──────── Working data ────────

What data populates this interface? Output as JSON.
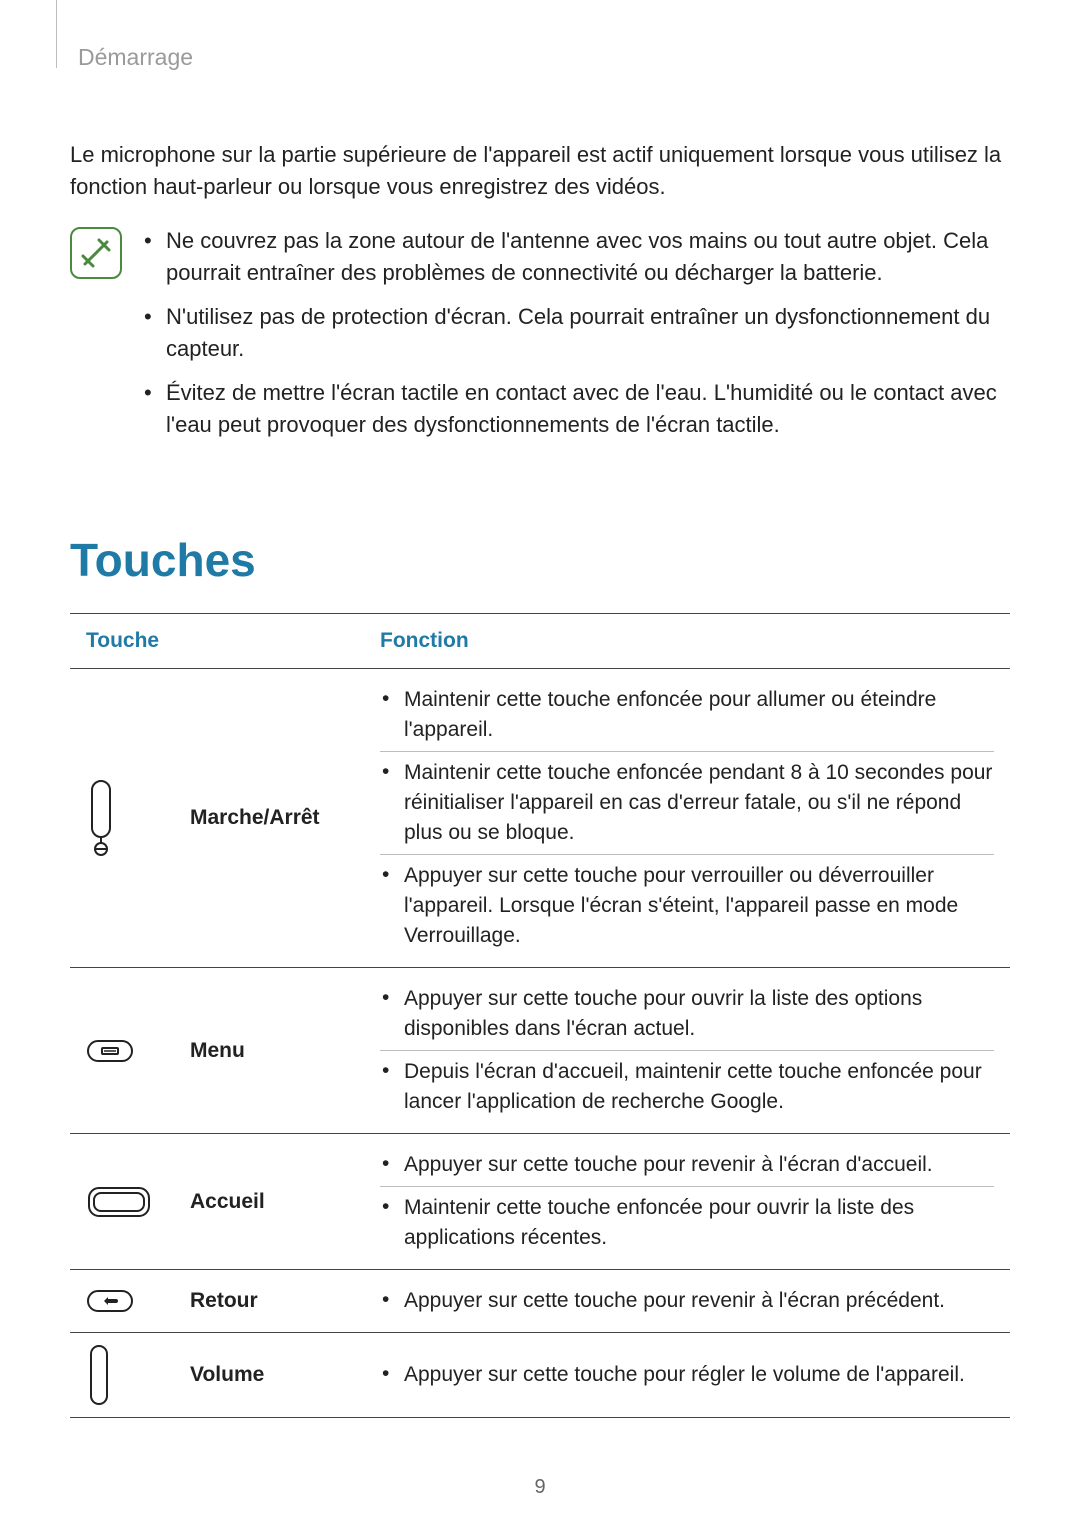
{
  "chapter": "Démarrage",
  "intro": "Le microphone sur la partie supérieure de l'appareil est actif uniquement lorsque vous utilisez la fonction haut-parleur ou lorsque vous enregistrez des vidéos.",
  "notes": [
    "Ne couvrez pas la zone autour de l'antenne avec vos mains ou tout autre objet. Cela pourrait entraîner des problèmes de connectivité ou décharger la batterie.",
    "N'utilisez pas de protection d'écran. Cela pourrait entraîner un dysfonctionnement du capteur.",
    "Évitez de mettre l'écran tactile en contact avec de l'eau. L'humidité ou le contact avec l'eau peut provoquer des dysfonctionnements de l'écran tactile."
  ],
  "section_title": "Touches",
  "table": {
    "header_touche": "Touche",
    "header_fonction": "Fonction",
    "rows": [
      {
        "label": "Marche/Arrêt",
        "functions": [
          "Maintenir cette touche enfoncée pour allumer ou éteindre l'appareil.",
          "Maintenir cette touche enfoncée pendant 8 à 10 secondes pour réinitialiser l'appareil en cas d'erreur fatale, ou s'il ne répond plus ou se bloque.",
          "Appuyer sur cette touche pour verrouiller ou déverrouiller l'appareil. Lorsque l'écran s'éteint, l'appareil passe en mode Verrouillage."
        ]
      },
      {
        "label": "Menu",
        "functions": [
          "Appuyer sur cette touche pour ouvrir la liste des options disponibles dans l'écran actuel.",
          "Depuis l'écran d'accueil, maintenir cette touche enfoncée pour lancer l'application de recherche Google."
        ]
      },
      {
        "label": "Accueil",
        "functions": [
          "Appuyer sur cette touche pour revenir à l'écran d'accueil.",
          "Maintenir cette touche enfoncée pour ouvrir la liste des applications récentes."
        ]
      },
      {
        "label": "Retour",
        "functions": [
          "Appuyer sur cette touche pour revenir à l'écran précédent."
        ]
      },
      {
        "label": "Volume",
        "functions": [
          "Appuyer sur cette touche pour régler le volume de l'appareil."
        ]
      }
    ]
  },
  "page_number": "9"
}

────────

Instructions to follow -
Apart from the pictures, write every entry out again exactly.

Solution to this problem -
What data populates this interface? Output as JSON.
{
  "chapter": "Démarrage",
  "intro": "Le microphone sur la partie supérieure de l'appareil est actif uniquement lorsque vous utilisez la fonction haut-parleur ou lorsque vous enregistrez des vidéos.",
  "notes": [
    "Ne couvrez pas la zone autour de l'antenne avec vos mains ou tout autre objet. Cela pourrait entraîner des problèmes de connectivité ou décharger la batterie.",
    "N'utilisez pas de protection d'écran. Cela pourrait entraîner un dysfonctionnement du capteur.",
    "Évitez de mettre l'écran tactile en contact avec de l'eau. L'humidité ou le contact avec l'eau peut provoquer des dysfonctionnements de l'écran tactile."
  ],
  "section_title": "Touches",
  "table": {
    "header_touche": "Touche",
    "header_fonction": "Fonction",
    "rows": [
      {
        "label": "Marche/Arrêt",
        "functions": [
          "Maintenir cette touche enfoncée pour allumer ou éteindre l'appareil.",
          "Maintenir cette touche enfoncée pendant 8 à 10 secondes pour réinitialiser l'appareil en cas d'erreur fatale, ou s'il ne répond plus ou se bloque.",
          "Appuyer sur cette touche pour verrouiller ou déverrouiller l'appareil. Lorsque l'écran s'éteint, l'appareil passe en mode Verrouillage."
        ]
      },
      {
        "label": "Menu",
        "functions": [
          "Appuyer sur cette touche pour ouvrir la liste des options disponibles dans l'écran actuel.",
          "Depuis l'écran d'accueil, maintenir cette touche enfoncée pour lancer l'application de recherche Google."
        ]
      },
      {
        "label": "Accueil",
        "functions": [
          "Appuyer sur cette touche pour revenir à l'écran d'accueil.",
          "Maintenir cette touche enfoncée pour ouvrir la liste des applications récentes."
        ]
      },
      {
        "label": "Retour",
        "functions": [
          "Appuyer sur cette touche pour revenir à l'écran précédent."
        ]
      },
      {
        "label": "Volume",
        "functions": [
          "Appuyer sur cette touche pour régler le volume de l'appareil."
        ]
      }
    ]
  },
  "page_number": "9"
}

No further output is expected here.